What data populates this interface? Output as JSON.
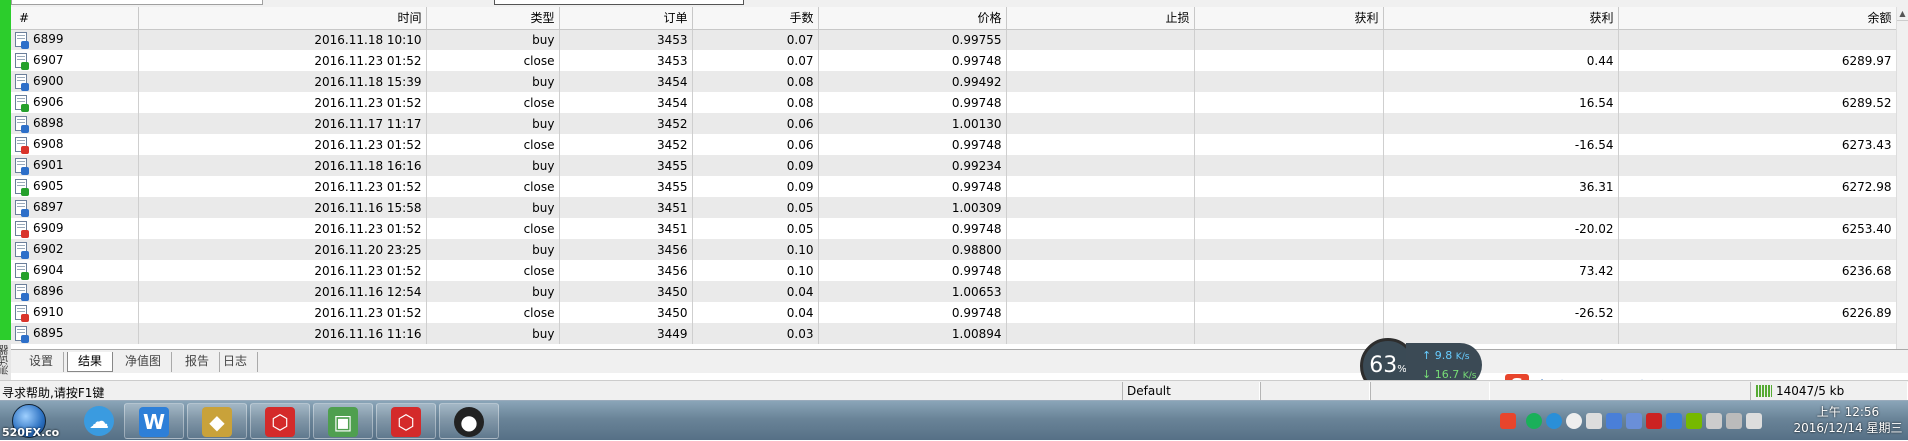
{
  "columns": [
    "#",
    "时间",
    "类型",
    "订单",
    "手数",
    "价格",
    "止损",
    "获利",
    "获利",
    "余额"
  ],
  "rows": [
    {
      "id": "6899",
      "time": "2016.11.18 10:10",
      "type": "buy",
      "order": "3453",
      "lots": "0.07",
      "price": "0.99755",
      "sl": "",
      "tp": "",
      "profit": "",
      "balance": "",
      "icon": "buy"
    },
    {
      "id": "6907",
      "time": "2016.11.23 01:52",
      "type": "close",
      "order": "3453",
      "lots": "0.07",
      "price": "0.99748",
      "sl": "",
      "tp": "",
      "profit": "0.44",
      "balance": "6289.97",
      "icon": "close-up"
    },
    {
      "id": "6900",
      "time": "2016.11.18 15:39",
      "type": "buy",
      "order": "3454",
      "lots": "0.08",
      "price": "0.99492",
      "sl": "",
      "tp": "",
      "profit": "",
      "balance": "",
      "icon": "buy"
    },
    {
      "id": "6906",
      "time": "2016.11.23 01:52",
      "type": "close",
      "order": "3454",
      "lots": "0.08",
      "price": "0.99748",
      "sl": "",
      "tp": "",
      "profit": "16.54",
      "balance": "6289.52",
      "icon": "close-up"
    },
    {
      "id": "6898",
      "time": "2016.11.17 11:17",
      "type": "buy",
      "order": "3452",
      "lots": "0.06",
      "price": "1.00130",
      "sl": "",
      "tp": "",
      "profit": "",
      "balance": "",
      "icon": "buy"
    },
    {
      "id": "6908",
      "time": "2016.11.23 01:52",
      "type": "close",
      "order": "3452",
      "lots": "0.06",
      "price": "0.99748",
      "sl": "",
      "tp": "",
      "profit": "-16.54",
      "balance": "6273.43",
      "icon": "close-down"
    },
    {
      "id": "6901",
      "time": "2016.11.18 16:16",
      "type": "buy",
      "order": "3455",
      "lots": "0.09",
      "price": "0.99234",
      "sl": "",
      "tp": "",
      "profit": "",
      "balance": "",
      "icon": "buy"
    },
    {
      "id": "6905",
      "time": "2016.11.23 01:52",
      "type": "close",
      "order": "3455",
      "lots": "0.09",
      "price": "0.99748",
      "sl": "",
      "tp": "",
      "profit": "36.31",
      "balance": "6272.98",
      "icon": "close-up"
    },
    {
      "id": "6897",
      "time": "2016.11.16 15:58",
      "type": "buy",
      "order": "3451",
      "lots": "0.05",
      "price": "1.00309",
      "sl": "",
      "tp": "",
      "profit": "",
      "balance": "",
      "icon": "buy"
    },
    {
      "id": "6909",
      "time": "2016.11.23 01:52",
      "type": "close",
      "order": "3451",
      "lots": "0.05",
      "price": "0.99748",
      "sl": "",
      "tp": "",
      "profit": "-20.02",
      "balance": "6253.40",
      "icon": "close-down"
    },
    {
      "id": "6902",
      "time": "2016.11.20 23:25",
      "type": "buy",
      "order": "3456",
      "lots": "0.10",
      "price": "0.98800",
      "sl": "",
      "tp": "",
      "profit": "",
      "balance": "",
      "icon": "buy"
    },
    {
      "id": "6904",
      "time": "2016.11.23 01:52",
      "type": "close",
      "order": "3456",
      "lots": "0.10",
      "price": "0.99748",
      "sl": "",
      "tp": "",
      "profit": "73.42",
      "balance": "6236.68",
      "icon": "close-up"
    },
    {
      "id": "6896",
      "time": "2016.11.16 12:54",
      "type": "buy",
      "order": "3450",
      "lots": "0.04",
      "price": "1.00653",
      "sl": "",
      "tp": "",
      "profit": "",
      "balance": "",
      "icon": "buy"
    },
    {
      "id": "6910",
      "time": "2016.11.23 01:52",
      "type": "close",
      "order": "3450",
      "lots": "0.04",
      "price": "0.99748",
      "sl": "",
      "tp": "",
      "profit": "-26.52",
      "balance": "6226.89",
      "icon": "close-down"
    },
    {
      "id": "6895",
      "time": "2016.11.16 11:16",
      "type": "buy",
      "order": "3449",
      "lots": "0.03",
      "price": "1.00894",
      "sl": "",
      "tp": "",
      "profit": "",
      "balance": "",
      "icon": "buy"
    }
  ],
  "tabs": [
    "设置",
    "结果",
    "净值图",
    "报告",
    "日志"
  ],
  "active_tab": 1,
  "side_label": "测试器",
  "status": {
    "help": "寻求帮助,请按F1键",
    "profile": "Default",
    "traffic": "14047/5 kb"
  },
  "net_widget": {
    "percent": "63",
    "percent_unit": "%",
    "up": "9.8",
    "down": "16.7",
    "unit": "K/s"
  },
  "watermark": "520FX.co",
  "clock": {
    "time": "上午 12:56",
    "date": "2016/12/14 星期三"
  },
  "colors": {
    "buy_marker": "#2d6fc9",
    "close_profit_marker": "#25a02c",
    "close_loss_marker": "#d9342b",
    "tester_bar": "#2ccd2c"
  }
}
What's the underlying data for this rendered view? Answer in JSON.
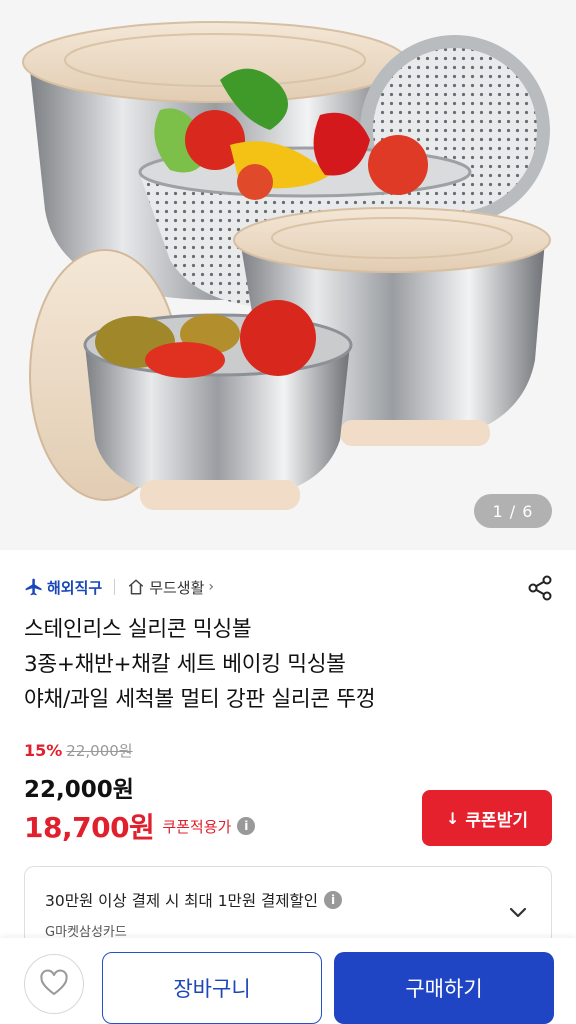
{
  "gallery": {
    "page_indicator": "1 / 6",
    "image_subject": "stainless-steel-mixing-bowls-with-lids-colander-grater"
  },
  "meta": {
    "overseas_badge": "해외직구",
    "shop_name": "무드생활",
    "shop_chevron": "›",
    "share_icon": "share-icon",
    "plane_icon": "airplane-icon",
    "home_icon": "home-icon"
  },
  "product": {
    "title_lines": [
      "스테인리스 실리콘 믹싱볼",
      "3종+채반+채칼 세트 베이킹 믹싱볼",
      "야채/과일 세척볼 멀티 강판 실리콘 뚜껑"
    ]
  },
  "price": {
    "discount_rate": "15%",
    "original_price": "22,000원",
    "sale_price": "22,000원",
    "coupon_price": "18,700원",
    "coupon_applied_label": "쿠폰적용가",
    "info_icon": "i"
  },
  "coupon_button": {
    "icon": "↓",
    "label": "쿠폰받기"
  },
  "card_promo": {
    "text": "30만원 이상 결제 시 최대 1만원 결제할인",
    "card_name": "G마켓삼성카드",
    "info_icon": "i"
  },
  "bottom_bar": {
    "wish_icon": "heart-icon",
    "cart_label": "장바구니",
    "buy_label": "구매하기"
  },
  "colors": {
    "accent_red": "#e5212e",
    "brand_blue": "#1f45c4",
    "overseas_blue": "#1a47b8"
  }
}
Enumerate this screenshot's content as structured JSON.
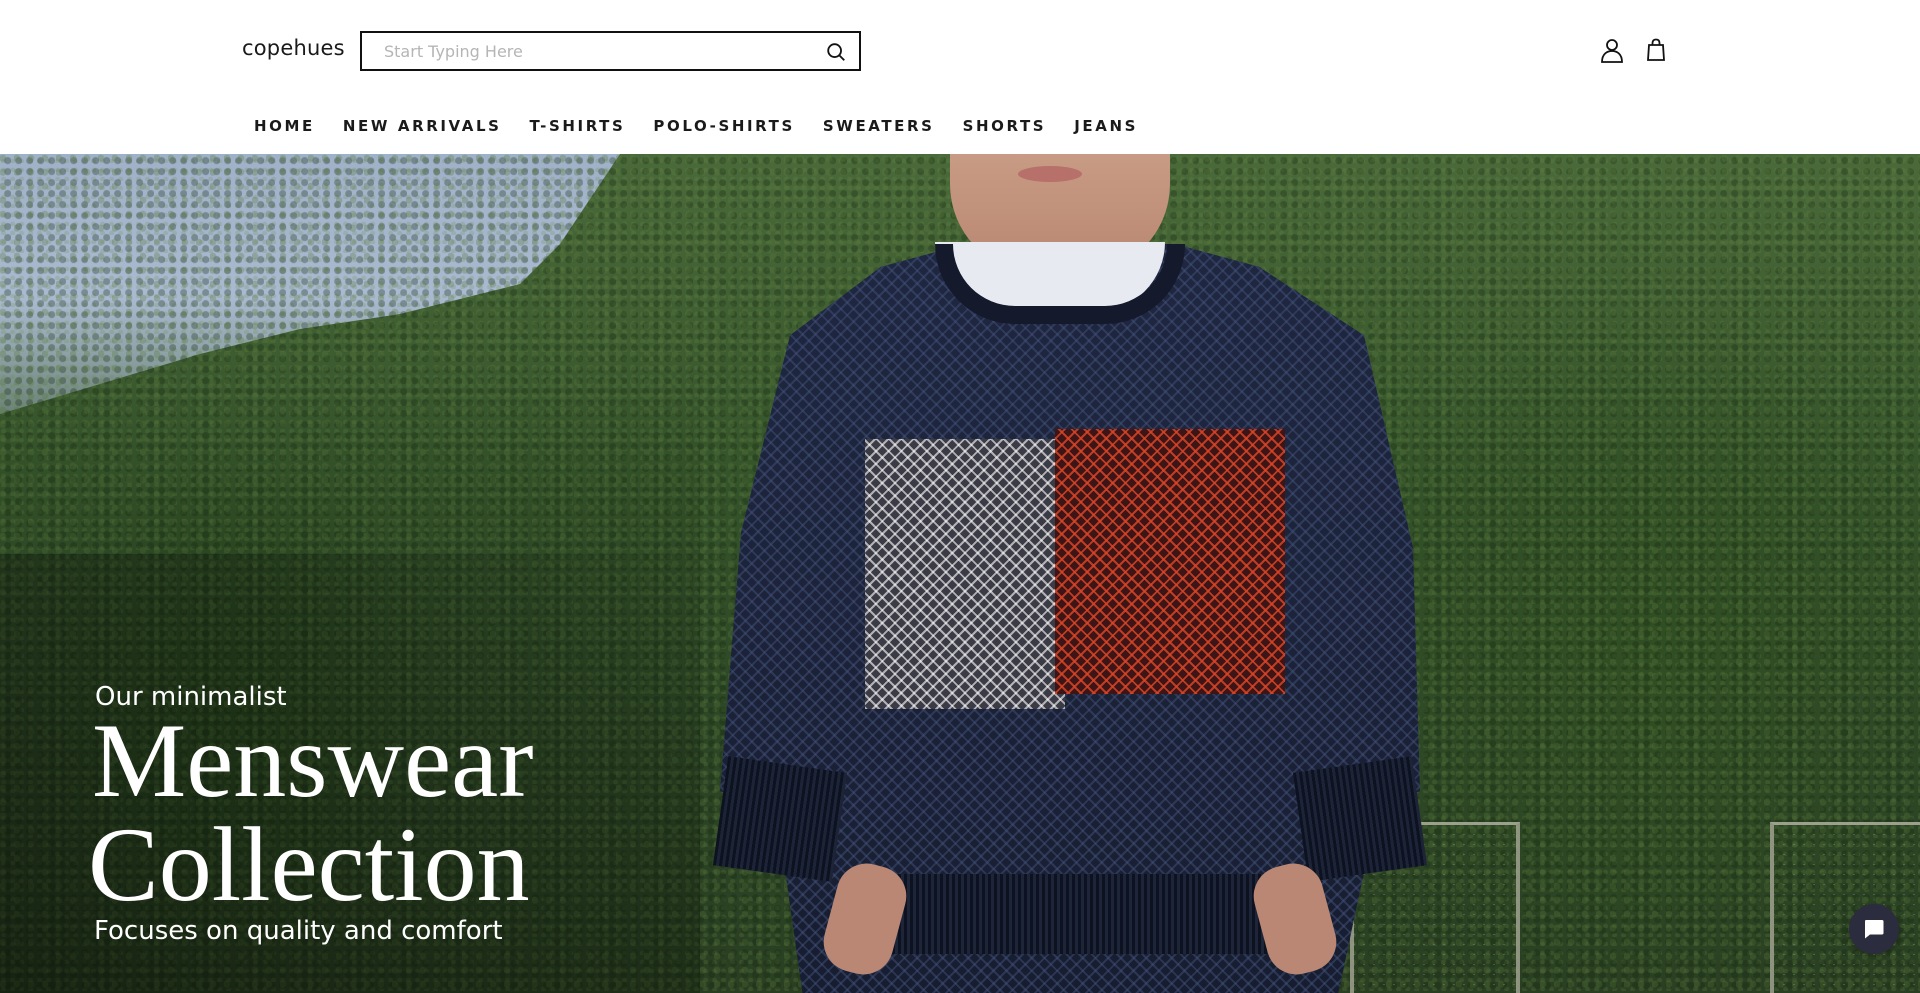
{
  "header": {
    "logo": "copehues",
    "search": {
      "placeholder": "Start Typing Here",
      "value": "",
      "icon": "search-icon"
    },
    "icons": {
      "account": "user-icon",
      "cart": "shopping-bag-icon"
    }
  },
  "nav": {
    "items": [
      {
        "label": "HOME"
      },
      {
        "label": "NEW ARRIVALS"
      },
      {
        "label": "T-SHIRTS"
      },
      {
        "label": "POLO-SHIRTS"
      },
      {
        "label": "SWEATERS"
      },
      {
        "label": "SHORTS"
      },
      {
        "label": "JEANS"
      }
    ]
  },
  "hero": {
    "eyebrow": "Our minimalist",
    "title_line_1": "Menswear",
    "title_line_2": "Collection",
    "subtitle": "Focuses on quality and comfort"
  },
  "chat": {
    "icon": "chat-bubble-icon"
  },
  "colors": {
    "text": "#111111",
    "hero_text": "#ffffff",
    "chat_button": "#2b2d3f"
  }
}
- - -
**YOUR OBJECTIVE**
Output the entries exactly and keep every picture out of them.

**ANSWER SPACE**
What data populates this interface? Output as JSON.
{
  "columns": [
    "#",
    "时间",
    "类型",
    "订单",
    "手数",
    "价格",
    "止损",
    "获利",
    "获利",
    "余额"
  ],
  "rows": [
    {
      "id": "6899",
      "time": "2016.11.18 10:10",
      "type": "buy",
      "order": "3453",
      "lots": "0.07",
      "price": "0.99755",
      "sl": "",
      "tp": "",
      "profit": "",
      "balance": "",
      "icon": "buy"
    },
    {
      "id": "6907",
      "time": "2016.11.23 01:52",
      "type": "close",
      "order": "3453",
      "lots": "0.07",
      "price": "0.99748",
      "sl": "",
      "tp": "",
      "profit": "0.44",
      "balance": "6289.97",
      "icon": "close-up"
    },
    {
      "id": "6900",
      "time": "2016.11.18 15:39",
      "type": "buy",
      "order": "3454",
      "lots": "0.08",
      "price": "0.99492",
      "sl": "",
      "tp": "",
      "profit": "",
      "balance": "",
      "icon": "buy"
    },
    {
      "id": "6906",
      "time": "2016.11.23 01:52",
      "type": "close",
      "order": "3454",
      "lots": "0.08",
      "price": "0.99748",
      "sl": "",
      "tp": "",
      "profit": "16.54",
      "balance": "6289.52",
      "icon": "close-up"
    },
    {
      "id": "6898",
      "time": "2016.11.17 11:17",
      "type": "buy",
      "order": "3452",
      "lots": "0.06",
      "price": "1.00130",
      "sl": "",
      "tp": "",
      "profit": "",
      "balance": "",
      "icon": "buy"
    },
    {
      "id": "6908",
      "time": "2016.11.23 01:52",
      "type": "close",
      "order": "3452",
      "lots": "0.06",
      "price": "0.99748",
      "sl": "",
      "tp": "",
      "profit": "-16.54",
      "balance": "6273.43",
      "icon": "close-down"
    },
    {
      "id": "6901",
      "time": "2016.11.18 16:16",
      "type": "buy",
      "order": "3455",
      "lots": "0.09",
      "price": "0.99234",
      "sl": "",
      "tp": "",
      "profit": "",
      "balance": "",
      "icon": "buy"
    },
    {
      "id": "6905",
      "time": "2016.11.23 01:52",
      "type": "close",
      "order": "3455",
      "lots": "0.09",
      "price": "0.99748",
      "sl": "",
      "tp": "",
      "profit": "36.31",
      "balance": "6272.98",
      "icon": "close-up"
    },
    {
      "id": "6897",
      "time": "2016.11.16 15:58",
      "type": "buy",
      "order": "3451",
      "lots": "0.05",
      "price": "1.00309",
      "sl": "",
      "tp": "",
      "profit": "",
      "balance": "",
      "icon": "buy"
    },
    {
      "id": "6909",
      "time": "2016.11.23 01:52",
      "type": "close",
      "order": "3451",
      "lots": "0.05",
      "price": "0.99748",
      "sl": "",
      "tp": "",
      "profit": "-20.02",
      "balance": "6253.40",
      "icon": "close-down"
    },
    {
      "id": "6902",
      "time": "2016.11.20 23:25",
      "type": "buy",
      "order": "3456",
      "lots": "0.10",
      "price": "0.98800",
      "sl": "",
      "tp": "",
      "profit": "",
      "balance": "",
      "icon": "buy"
    },
    {
      "id": "6904",
      "time": "2016.11.23 01:52",
      "type": "close",
      "order": "3456",
      "lots": "0.10",
      "price": "0.99748",
      "sl": "",
      "tp": "",
      "profit": "73.42",
      "balance": "6236.68",
      "icon": "close-up"
    },
    {
      "id": "6896",
      "time": "2016.11.16 12:54",
      "type": "buy",
      "order": "3450",
      "lots": "0.04",
      "price": "1.00653",
      "sl": "",
      "tp": "",
      "profit": "",
      "balance": "",
      "icon": "buy"
    },
    {
      "id": "6910",
      "time": "2016.11.23 01:52",
      "type": "close",
      "order": "3450",
      "lots": "0.04",
      "price": "0.99748",
      "sl": "",
      "tp": "",
      "profit": "-26.52",
      "balance": "6226.89",
      "icon": "close-down"
    },
    {
      "id": "6895",
      "time": "2016.11.16 11:16",
      "type": "buy",
      "order": "3449",
      "lots": "0.03",
      "price": "1.00894",
      "sl": "",
      "tp": "",
      "profit": "",
      "balance": "",
      "icon": "buy"
    }
  ],
  "tabs": [
    "设置",
    "结果",
    "净值图",
    "报告",
    "日志"
  ],
  "active_tab": 1,
  "side_label": "测试器",
  "status": {
    "help": "寻求帮助,请按F1键",
    "profile": "Default",
    "traffic": "14047/5 kb"
  },
  "net_widget": {
    "percent": "63",
    "percent_unit": "%",
    "up": "9.8",
    "down": "16.7",
    "unit": "K/s"
  },
  "watermark": "520FX.co",
  "clock": {
    "time": "上午 12:56",
    "date": "2016/12/14 星期三"
  },
  "colors": {
    "buy_marker": "#2d6fc9",
    "close_profit_marker": "#25a02c",
    "close_loss_marker": "#d9342b",
    "tester_bar": "#2ccd2c"
  }
}
What's the underlying data for this rendered view? Answer in JSON.
{
  "gallery": {
    "page_indicator": "1 / 6",
    "image_subject": "stainless-steel-mixing-bowls-with-lids-colander-grater"
  },
  "meta": {
    "overseas_badge": "해외직구",
    "shop_name": "무드생활",
    "shop_chevron": "›",
    "share_icon": "share-icon",
    "plane_icon": "airplane-icon",
    "home_icon": "home-icon"
  },
  "product": {
    "title_lines": [
      "스테인리스 실리콘 믹싱볼",
      "3종+채반+채칼 세트 베이킹 믹싱볼",
      "야채/과일 세척볼 멀티 강판 실리콘 뚜껑"
    ]
  },
  "price": {
    "discount_rate": "15%",
    "original_price": "22,000원",
    "sale_price": "22,000원",
    "coupon_price": "18,700원",
    "coupon_applied_label": "쿠폰적용가",
    "info_icon": "i"
  },
  "coupon_button": {
    "icon": "↓",
    "label": "쿠폰받기"
  },
  "card_promo": {
    "text": "30만원 이상 결제 시 최대 1만원 결제할인",
    "card_name": "G마켓삼성카드",
    "info_icon": "i"
  },
  "bottom_bar": {
    "wish_icon": "heart-icon",
    "cart_label": "장바구니",
    "buy_label": "구매하기"
  },
  "colors": {
    "accent_red": "#e5212e",
    "brand_blue": "#1f45c4",
    "overseas_blue": "#1a47b8"
  }
}
Enumerate this screenshot's content as structured JSON.
{
  "header": {
    "logo": "copehues",
    "search": {
      "placeholder": "Start Typing Here",
      "value": "",
      "icon": "search-icon"
    },
    "icons": {
      "account": "user-icon",
      "cart": "shopping-bag-icon"
    }
  },
  "nav": {
    "items": [
      {
        "label": "HOME"
      },
      {
        "label": "NEW ARRIVALS"
      },
      {
        "label": "T-SHIRTS"
      },
      {
        "label": "POLO-SHIRTS"
      },
      {
        "label": "SWEATERS"
      },
      {
        "label": "SHORTS"
      },
      {
        "label": "JEANS"
      }
    ]
  },
  "hero": {
    "eyebrow": "Our minimalist",
    "title_line_1": "Menswear",
    "title_line_2": "Collection",
    "subtitle": "Focuses on quality and comfort"
  },
  "chat": {
    "icon": "chat-bubble-icon"
  },
  "colors": {
    "text": "#111111",
    "hero_text": "#ffffff",
    "chat_button": "#2b2d3f"
  }
}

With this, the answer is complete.